◆ YOUR GOAL: The entries that follow need to be printed exactly as they are, minus any pictures.

◆ WORKING DATA:
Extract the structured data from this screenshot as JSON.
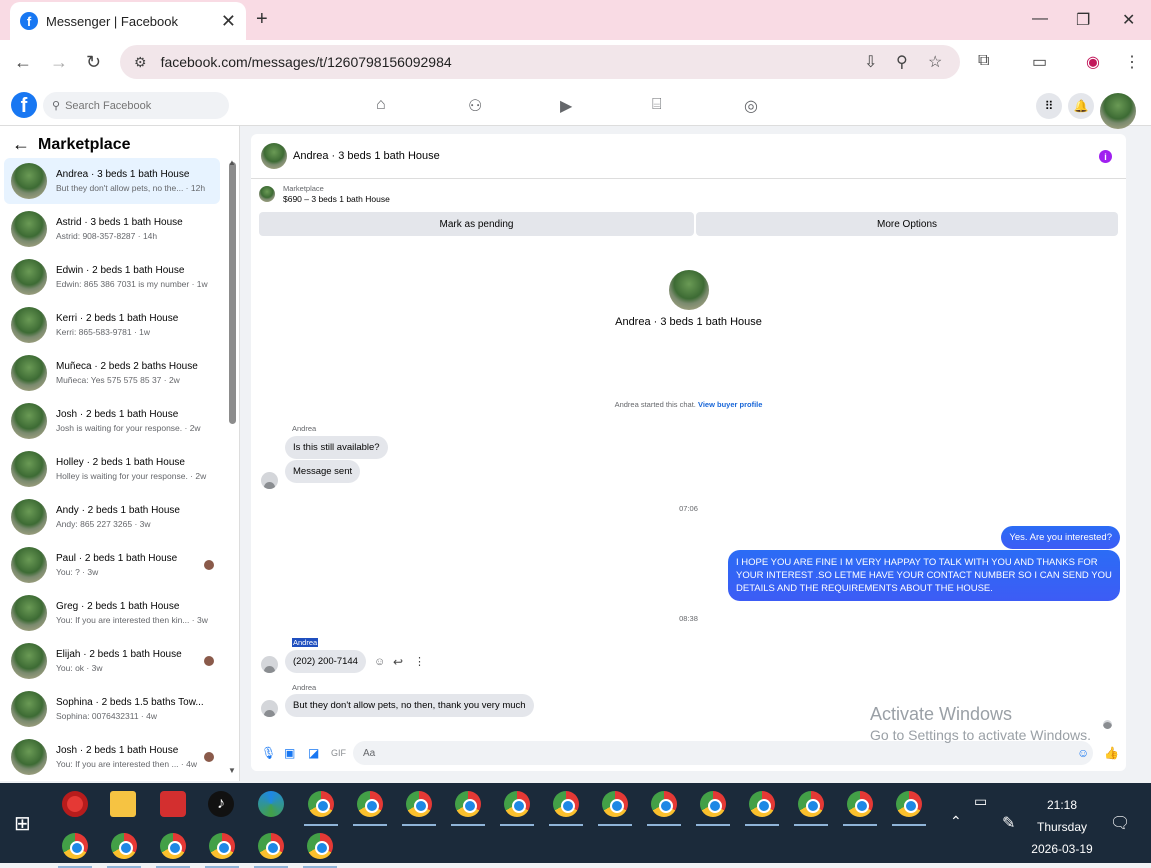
{
  "browser": {
    "tab_title": "Messenger | Facebook",
    "url": "facebook.com/messages/t/1260798156092984"
  },
  "fb": {
    "logo": "f",
    "search_placeholder": "Search Facebook"
  },
  "sidebar": {
    "title": "Marketplace",
    "conversations": [
      {
        "name": "Andrea · 3 beds 1 bath House",
        "preview": "But they don't allow pets, no the... · 12h",
        "active": true
      },
      {
        "name": "Astrid · 3 beds 1 bath House",
        "preview": "Astrid: 908-357-8287 · 14h"
      },
      {
        "name": "Edwin · 2 beds 1 bath House",
        "preview": "Edwin: 865 386 7031 is my number · 1w"
      },
      {
        "name": "Kerri · 2 beds 1 bath House",
        "preview": "Kerri: 865-583-9781 · 1w"
      },
      {
        "name": "Muñeca · 2 beds 2 baths House",
        "preview": "Muñeca: Yes 575 575 85 37 · 2w"
      },
      {
        "name": "Josh · 2 beds 1 bath House",
        "preview": "Josh is waiting for your response. · 2w"
      },
      {
        "name": "Holley · 2 beds 1 bath House",
        "preview": "Holley is waiting for your response. · 2w"
      },
      {
        "name": "Andy · 2 beds 1 bath House",
        "preview": "Andy: 865 227 3265 · 3w"
      },
      {
        "name": "Paul · 2 beds 1 bath House",
        "preview": "You: ? · 3w"
      },
      {
        "name": "Greg · 2 beds 1 bath House",
        "preview": "You: If you are interested then kin... · 3w"
      },
      {
        "name": "Elijah · 2 beds 1 bath House",
        "preview": "You: ok · 3w"
      },
      {
        "name": "Sophina · 2 beds 1.5 baths Tow...",
        "preview": "Sophina: 0076432311 · 4w"
      },
      {
        "name": "Josh · 2 beds 1 bath House",
        "preview": "You: If you are interested then ... · 4w"
      }
    ]
  },
  "chat": {
    "title": "Andrea · 3 beds 1 bath House",
    "marketplace_label": "Marketplace",
    "listing": "$690 – 3 beds 1 bath House",
    "mark_pending": "Mark as pending",
    "more_options": "More Options",
    "profile_name": "Andrea · 3 beds 1 bath House",
    "started_text": "Andrea started this chat.",
    "view_profile": "View buyer profile",
    "sender": "Andrea",
    "msg1": "Is this still available?",
    "msg2": "Message sent",
    "time1": "07:06",
    "out1": "Yes. Are you interested?",
    "out2": "I HOPE YOU ARE FINE I M VERY HAPPAY TO TALK WITH YOU AND THANKS FOR YOUR INTEREST .SO LETME HAVE YOUR CONTACT NUMBER SO I CAN SEND YOU DETAILS AND THE REQUIREMENTS ABOUT THE HOUSE.",
    "time2": "08:38",
    "msg3": "(202) 200-7144",
    "msg4": "But they don't allow pets, no then, thank you very much",
    "composer_placeholder": "Aa"
  },
  "watermark": {
    "line1": "Activate Windows",
    "line2": "Go to Settings to activate Windows."
  },
  "taskbar": {
    "time": "21:18",
    "day": "Thursday",
    "date": "2026-03-19"
  }
}
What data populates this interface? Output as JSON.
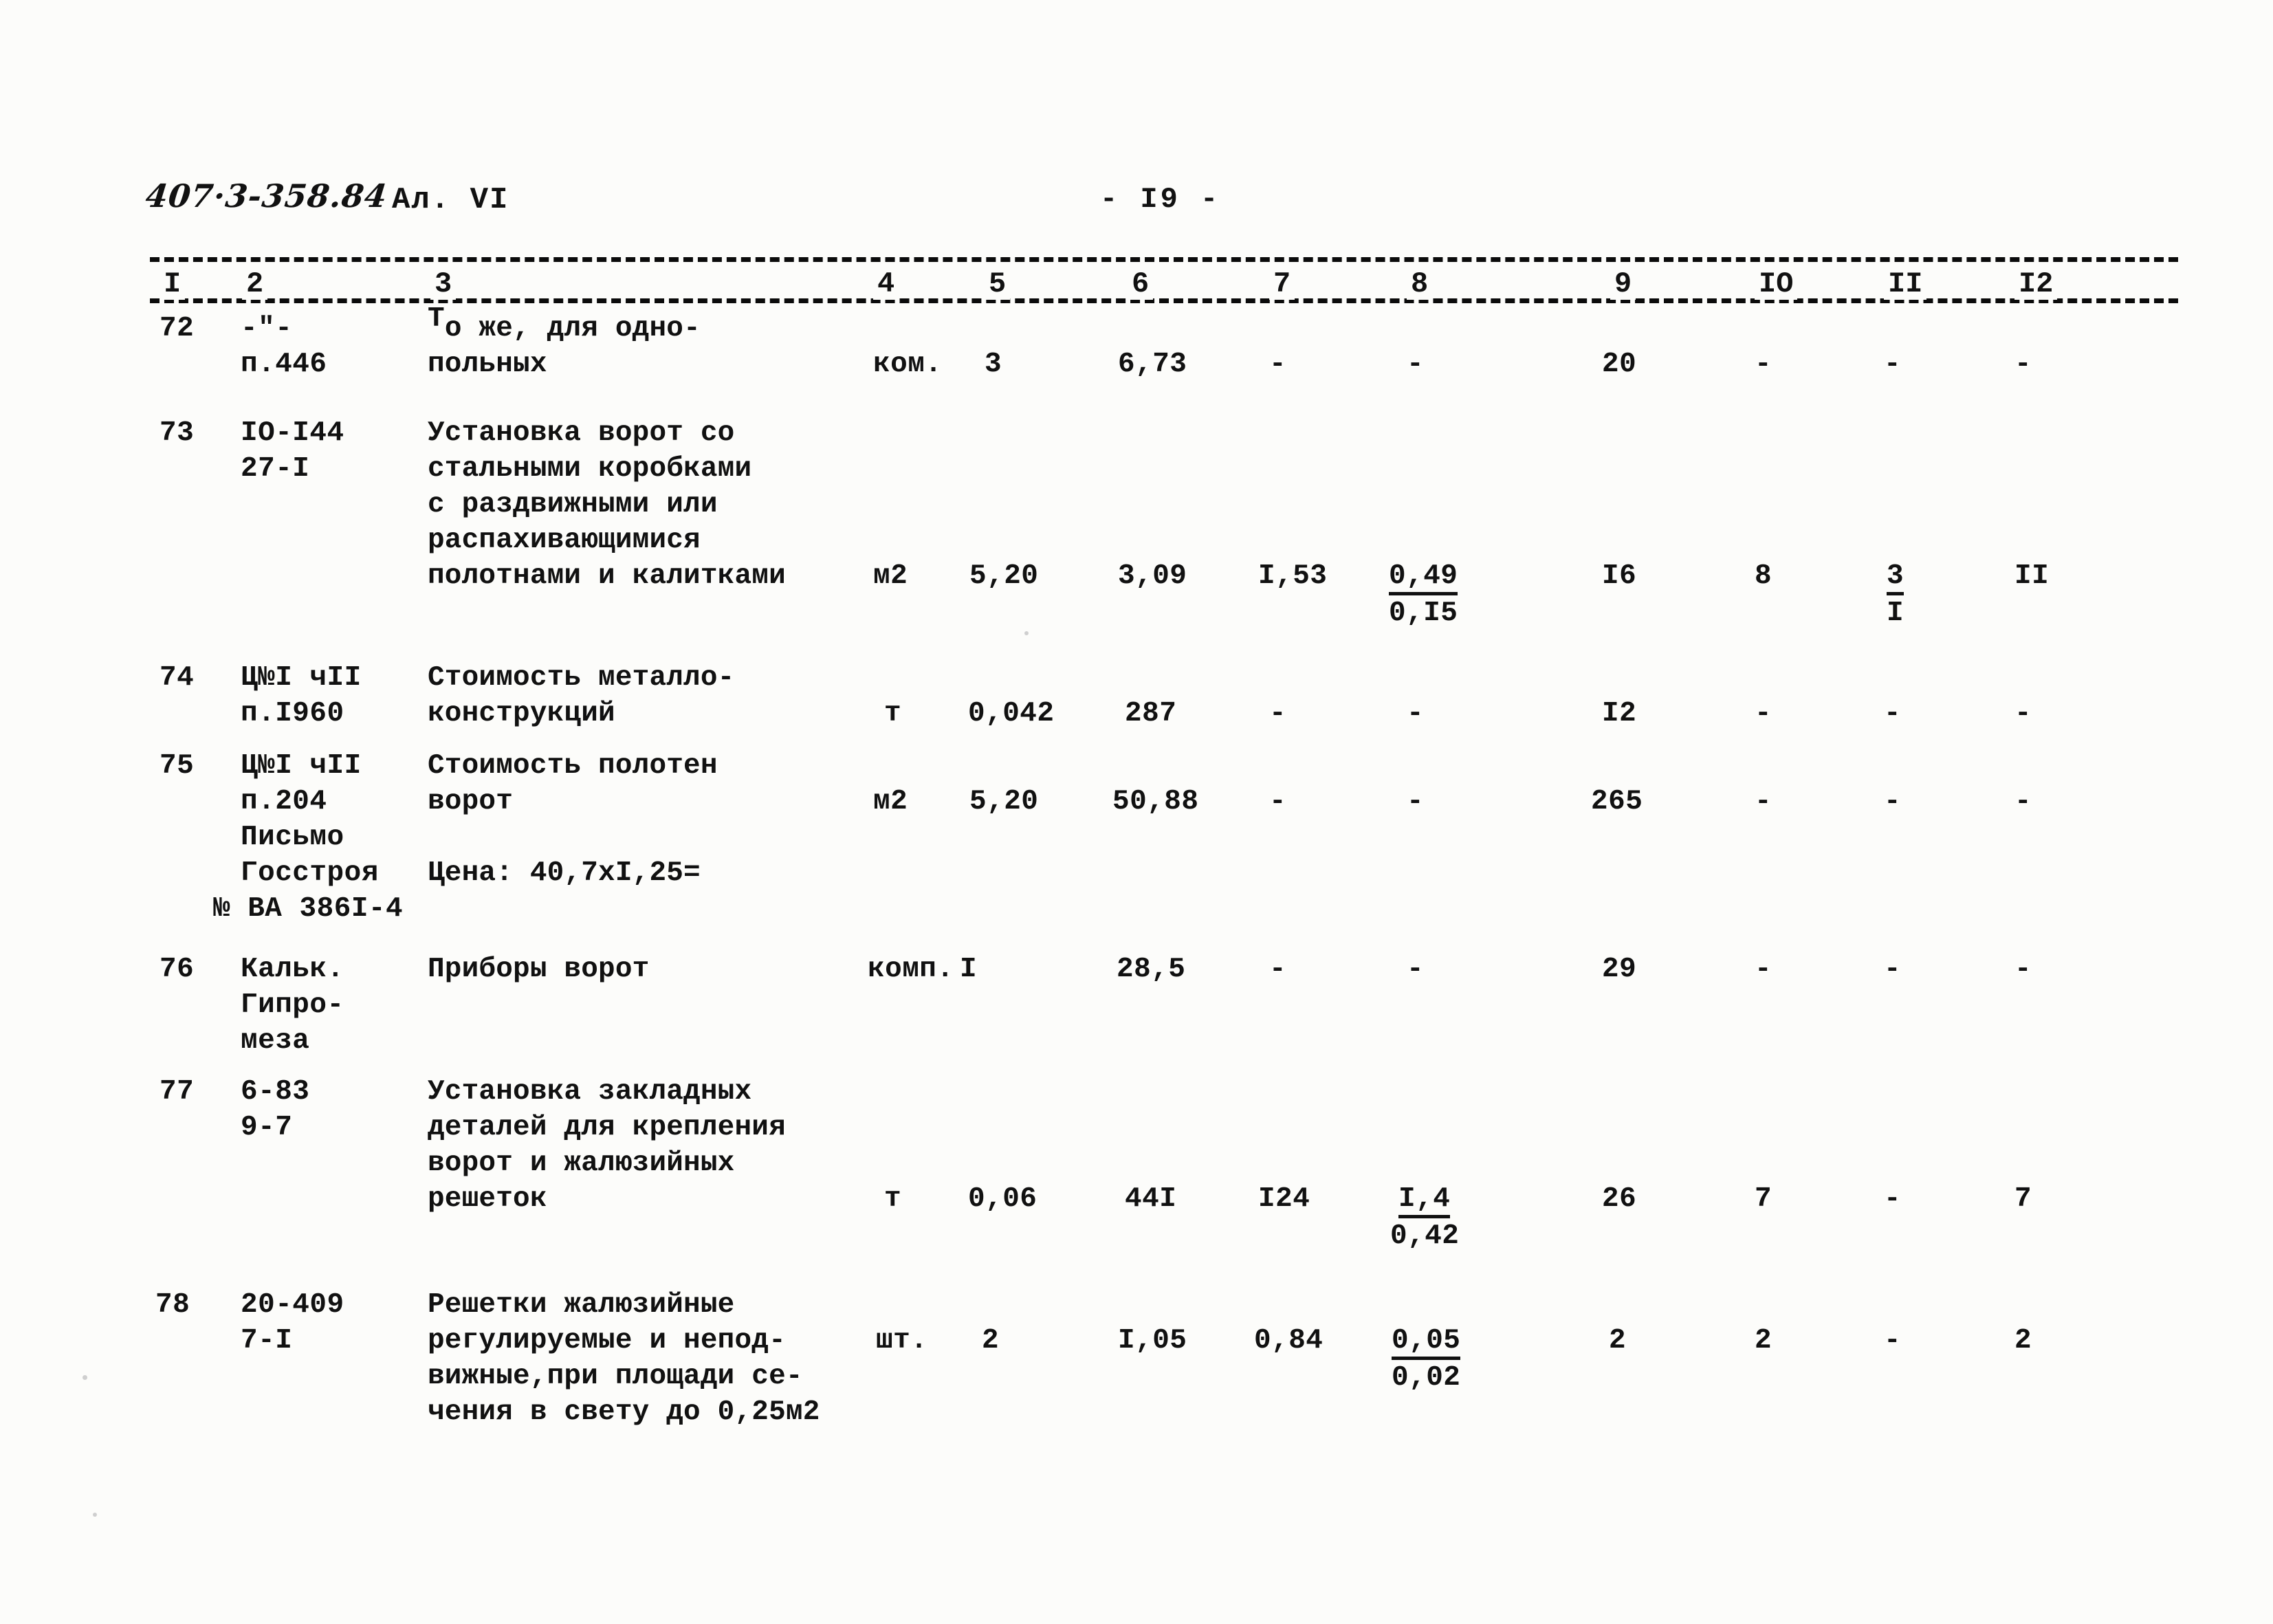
{
  "header": {
    "doc_code": "407·3-358.84",
    "album": "Ал. VI",
    "page_number": "- I9 -"
  },
  "table": {
    "column_numbers": [
      "I",
      "2",
      "3",
      "4",
      "5",
      "6",
      "7",
      "8",
      "9",
      "IO",
      "II",
      "I2"
    ],
    "rows": [
      {
        "pos": "72",
        "code_lines": [
          "-\"-",
          "п.446"
        ],
        "desc_lines": [
          "То же, для одно-",
          "польных"
        ],
        "unit": "ком.",
        "c5": "3",
        "c6": "6,73",
        "c7": "-",
        "c8_top": "-",
        "c8_bottom": "",
        "c9": "20",
        "c10": "-",
        "c11_top": "-",
        "c11_bottom": "",
        "c12": "-"
      },
      {
        "pos": "73",
        "code_lines": [
          "IO-I44",
          "27-I"
        ],
        "desc_lines": [
          "Установка ворот со",
          "стальными коробками",
          "с раздвижными или",
          "распахивающимися",
          "полотнами и калитками"
        ],
        "unit": "м2",
        "c5": "5,20",
        "c6": "3,09",
        "c7": "I,53",
        "c8_top": "0,49",
        "c8_bottom": "0,I5",
        "c9": "I6",
        "c10": "8",
        "c11_top": "3",
        "c11_bottom": "I",
        "c12": "II"
      },
      {
        "pos": "74",
        "code_lines": [
          "Ц№I чII",
          "п.I960"
        ],
        "desc_lines": [
          "Стоимость металло-",
          "конструкций"
        ],
        "unit": "т",
        "c5": "0,042",
        "c6": "287",
        "c7": "-",
        "c8_top": "-",
        "c8_bottom": "",
        "c9": "I2",
        "c10": "-",
        "c11_top": "-",
        "c11_bottom": "",
        "c12": "-"
      },
      {
        "pos": "75",
        "code_lines": [
          "Ц№I чII",
          "п.204",
          "Письмо",
          "Госстроя",
          "№ ВА 386I-4"
        ],
        "desc_lines": [
          "Стоимость полотен",
          "ворот",
          "",
          "Цена: 40,7хI,25="
        ],
        "unit": "м2",
        "c5": "5,20",
        "c6": "50,88",
        "c7": "-",
        "c8_top": "-",
        "c8_bottom": "",
        "c9": "265",
        "c10": "-",
        "c11_top": "-",
        "c11_bottom": "",
        "c12": "-"
      },
      {
        "pos": "76",
        "code_lines": [
          "Кальк.",
          "Гипро-",
          "меза"
        ],
        "desc_lines": [
          "Приборы ворот"
        ],
        "unit": "комп.",
        "c5": "I",
        "c6": "28,5",
        "c7": "-",
        "c8_top": "-",
        "c8_bottom": "",
        "c9": "29",
        "c10": "-",
        "c11_top": "-",
        "c11_bottom": "",
        "c12": "-"
      },
      {
        "pos": "77",
        "code_lines": [
          "6-83",
          "9-7"
        ],
        "desc_lines": [
          "Установка закладных",
          "деталей для крепления",
          "ворот и жалюзийных",
          "решеток"
        ],
        "unit": "т",
        "c5": "0,06",
        "c6": "44I",
        "c7": "I24",
        "c8_top": "I,4",
        "c8_bottom": "0,42",
        "c9": "26",
        "c10": "7",
        "c11_top": "-",
        "c11_bottom": "",
        "c12": "7"
      },
      {
        "pos": "78",
        "code_lines": [
          "20-409",
          "7-I"
        ],
        "desc_lines": [
          "Решетки жалюзийные",
          "регулируемые и непод-",
          "вижные,при площади се-",
          "чения в свету до 0,25м2"
        ],
        "unit": "шт.",
        "c5": "2",
        "c6": "I,05",
        "c7": "0,84",
        "c8_top": "0,05",
        "c8_bottom": "0,02",
        "c9": "2",
        "c10": "2",
        "c11_top": "-",
        "c11_bottom": "",
        "c12": "2"
      }
    ]
  }
}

◆ YOUR RESPONSE:
Extract the structured data from this screenshot as JSON.
{
  "browser": {
    "tab_title": "Messenger | Facebook",
    "url": "facebook.com/messages/t/1260798156092984"
  },
  "fb": {
    "logo": "f",
    "search_placeholder": "Search Facebook"
  },
  "sidebar": {
    "title": "Marketplace",
    "conversations": [
      {
        "name": "Andrea · 3 beds 1 bath House",
        "preview": "But they don't allow pets, no the... · 12h",
        "active": true
      },
      {
        "name": "Astrid · 3 beds 1 bath House",
        "preview": "Astrid: 908-357-8287 · 14h"
      },
      {
        "name": "Edwin · 2 beds 1 bath House",
        "preview": "Edwin: 865 386 7031 is my number · 1w"
      },
      {
        "name": "Kerri · 2 beds 1 bath House",
        "preview": "Kerri: 865-583-9781 · 1w"
      },
      {
        "name": "Muñeca · 2 beds 2 baths House",
        "preview": "Muñeca: Yes 575 575 85 37 · 2w"
      },
      {
        "name": "Josh · 2 beds 1 bath House",
        "preview": "Josh is waiting for your response. · 2w"
      },
      {
        "name": "Holley · 2 beds 1 bath House",
        "preview": "Holley is waiting for your response. · 2w"
      },
      {
        "name": "Andy · 2 beds 1 bath House",
        "preview": "Andy: 865 227 3265 · 3w"
      },
      {
        "name": "Paul · 2 beds 1 bath House",
        "preview": "You: ? · 3w"
      },
      {
        "name": "Greg · 2 beds 1 bath House",
        "preview": "You: If you are interested then kin... · 3w"
      },
      {
        "name": "Elijah · 2 beds 1 bath House",
        "preview": "You: ok · 3w"
      },
      {
        "name": "Sophina · 2 beds 1.5 baths Tow...",
        "preview": "Sophina: 0076432311 · 4w"
      },
      {
        "name": "Josh · 2 beds 1 bath House",
        "preview": "You: If you are interested then ... · 4w"
      }
    ]
  },
  "chat": {
    "title": "Andrea · 3 beds 1 bath House",
    "marketplace_label": "Marketplace",
    "listing": "$690 – 3 beds 1 bath House",
    "mark_pending": "Mark as pending",
    "more_options": "More Options",
    "profile_name": "Andrea · 3 beds 1 bath House",
    "started_text": "Andrea started this chat.",
    "view_profile": "View buyer profile",
    "sender": "Andrea",
    "msg1": "Is this still available?",
    "msg2": "Message sent",
    "time1": "07:06",
    "out1": "Yes. Are you interested?",
    "out2": "I HOPE YOU ARE FINE I M VERY HAPPAY TO TALK WITH YOU AND THANKS FOR YOUR INTEREST .SO LETME HAVE YOUR CONTACT NUMBER SO I CAN SEND YOU DETAILS AND THE REQUIREMENTS ABOUT THE HOUSE.",
    "time2": "08:38",
    "msg3": "(202) 200-7144",
    "msg4": "But they don't allow pets, no then, thank you very much",
    "composer_placeholder": "Aa"
  },
  "watermark": {
    "line1": "Activate Windows",
    "line2": "Go to Settings to activate Windows."
  },
  "taskbar": {
    "time": "21:18",
    "day": "Thursday",
    "date": "2026-03-19"
  }
}
What data populates this interface? Output as JSON.
{
  "header": {
    "doc_code": "407·3-358.84",
    "album": "Ал. VI",
    "page_number": "- I9 -"
  },
  "table": {
    "column_numbers": [
      "I",
      "2",
      "3",
      "4",
      "5",
      "6",
      "7",
      "8",
      "9",
      "IO",
      "II",
      "I2"
    ],
    "rows": [
      {
        "pos": "72",
        "code_lines": [
          "-\"-",
          "п.446"
        ],
        "desc_lines": [
          "То же, для одно-",
          "польных"
        ],
        "unit": "ком.",
        "c5": "3",
        "c6": "6,73",
        "c7": "-",
        "c8_top": "-",
        "c8_bottom": "",
        "c9": "20",
        "c10": "-",
        "c11_top": "-",
        "c11_bottom": "",
        "c12": "-"
      },
      {
        "pos": "73",
        "code_lines": [
          "IO-I44",
          "27-I"
        ],
        "desc_lines": [
          "Установка ворот со",
          "стальными коробками",
          "с раздвижными или",
          "распахивающимися",
          "полотнами и калитками"
        ],
        "unit": "м2",
        "c5": "5,20",
        "c6": "3,09",
        "c7": "I,53",
        "c8_top": "0,49",
        "c8_bottom": "0,I5",
        "c9": "I6",
        "c10": "8",
        "c11_top": "3",
        "c11_bottom": "I",
        "c12": "II"
      },
      {
        "pos": "74",
        "code_lines": [
          "Ц№I чII",
          "п.I960"
        ],
        "desc_lines": [
          "Стоимость металло-",
          "конструкций"
        ],
        "unit": "т",
        "c5": "0,042",
        "c6": "287",
        "c7": "-",
        "c8_top": "-",
        "c8_bottom": "",
        "c9": "I2",
        "c10": "-",
        "c11_top": "-",
        "c11_bottom": "",
        "c12": "-"
      },
      {
        "pos": "75",
        "code_lines": [
          "Ц№I чII",
          "п.204",
          "Письмо",
          "Госстроя",
          "№ ВА 386I-4"
        ],
        "desc_lines": [
          "Стоимость полотен",
          "ворот",
          "",
          "Цена: 40,7хI,25="
        ],
        "unit": "м2",
        "c5": "5,20",
        "c6": "50,88",
        "c7": "-",
        "c8_top": "-",
        "c8_bottom": "",
        "c9": "265",
        "c10": "-",
        "c11_top": "-",
        "c11_bottom": "",
        "c12": "-"
      },
      {
        "pos": "76",
        "code_lines": [
          "Кальк.",
          "Гипро-",
          "меза"
        ],
        "desc_lines": [
          "Приборы ворот"
        ],
        "unit": "комп.",
        "c5": "I",
        "c6": "28,5",
        "c7": "-",
        "c8_top": "-",
        "c8_bottom": "",
        "c9": "29",
        "c10": "-",
        "c11_top": "-",
        "c11_bottom": "",
        "c12": "-"
      },
      {
        "pos": "77",
        "code_lines": [
          "6-83",
          "9-7"
        ],
        "desc_lines": [
          "Установка закладных",
          "деталей для крепления",
          "ворот и жалюзийных",
          "решеток"
        ],
        "unit": "т",
        "c5": "0,06",
        "c6": "44I",
        "c7": "I24",
        "c8_top": "I,4",
        "c8_bottom": "0,42",
        "c9": "26",
        "c10": "7",
        "c11_top": "-",
        "c11_bottom": "",
        "c12": "7"
      },
      {
        "pos": "78",
        "code_lines": [
          "20-409",
          "7-I"
        ],
        "desc_lines": [
          "Решетки жалюзийные",
          "регулируемые и непод-",
          "вижные,при площади се-",
          "чения в свету до 0,25м2"
        ],
        "unit": "шт.",
        "c5": "2",
        "c6": "I,05",
        "c7": "0,84",
        "c8_top": "0,05",
        "c8_bottom": "0,02",
        "c9": "2",
        "c10": "2",
        "c11_top": "-",
        "c11_bottom": "",
        "c12": "2"
      }
    ]
  }
}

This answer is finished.